California’s workers are at risk from chlorpyrifos
Agricultural workers, their families, and other people living in agricultural areas have increased risk of exposure and harm from chlorpyrifos. In a 2011 Assessment, EPA evaluated 350 agricultural use scenarios and estimated that in over half, workers would not be adequately protected from exposures exceeding the level of concern, even with some personal protective equipment. Chlorpyrifos is the #5 pesticide causing acute poisoning in workers (Calvert 2008), and was associated with 360 cases of pesticide-related illness in California from 2000-10.
Anyone in the vicinity of chlorpyrifos use could also be at risk. When US EPA modeled pesticide drift from real air monitoring data, they estimated that bystander exposures exceeded the level of concern for some applications.
US EPA’s assessment will not adequately protect vulnerable Californians
In substantive scientific and legal comments on US EPA’s assessment, NRDC identified problems that make it unsuitable as the sole source of information for California’s assessment.

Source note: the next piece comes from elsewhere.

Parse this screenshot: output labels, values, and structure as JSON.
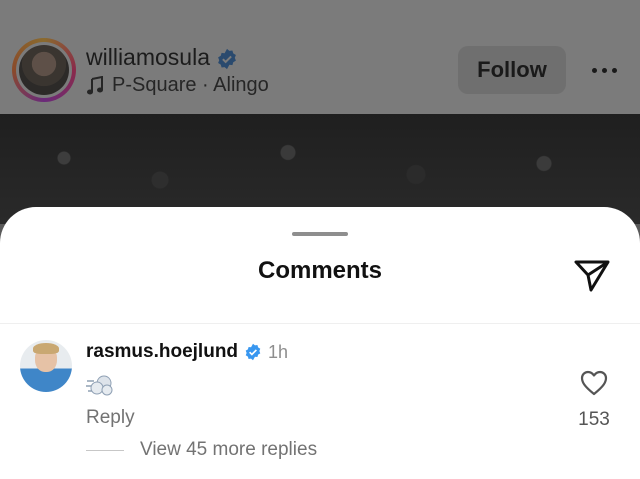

US EPA’s assessment did not adequately account for the vulnerability of infants and children and their recommendations will not effectively protect children in California. Furthermore, California employs about a third of the nation’s agricultural workers and contains unique ecosystems and sensitive species, all of which need special protection.
California EPA needs to consider new research on harm to kids and wildlife
Scientific studies published since 2011, the year of US EPA’s most recent assessment, contain additional evidence of how chlorpyrifos can harm children and vulnerable ecosystems. A study of moms and their babies found that newborns are less able to transform chlorpyrifos’ toxic forms into safer products in their bodies, making them even more sensitive to its damaging effects (Huen et al 2012). Another study found that young children had higher levels of chlorpyrifos breakdown products in their urine during the time of pesticide application or if they lived close to an agricultural field (Bradman et al 2011). This suggests that drift may be an important way that kids in agricultural communities come into contact with this pesticide.
At left: A bee on a flower. Bees are required to pollinate crops like almonds. (Photo credit: Rego Sen)
Scientists collected pollen from bees returning to hives and frequently found chlorpyrifos at levels which raise concern for toxicity to worker bees (Stoner et al 2013). A recent study found that chlorpyrifos in agricultural run-off water was toxic to the food source of the federally-listed threatened delta smelt fish (Weston et al 2014).
Alternatives to chlorpyrifos are already in use in California
So if chlorpyrifos is this nasty, are there any viable alternatives, and do we know if they are safer? Data from California’s Pesticide Use Reporting Program suggests that alternatives are readily available: in 2010, for the leading uses of chlorpyrifos on almonds, alfalfa, walnuts, oranges, cotton, grapes, and broccoli, over half of all growers of each crop weren’t using chlorpyrifos. CalEPA should work with growers and Integrated Pest Management programs to evaluate these alternatives and promote strategies that reduce the use of toxic pesticides like chlorpyrifos.
California EPA should take action on chlorpyrifos
California families and our unique ecosystems deserve swift protection from chlorpyrifos. CalEPA has the opportunity to act now because they are in the process of re-evaluating chlorpyrifos uses in the state.
- Restrict chlorpyrifos uses now, with cancellation as the ultimate goal
- Phase out aerial and air blast applications
- Resume their own risk assessment process
- Work with the University of California Integrated Pest Management program on finding non-chemical and reduced risk alternatives to chlorpyrifos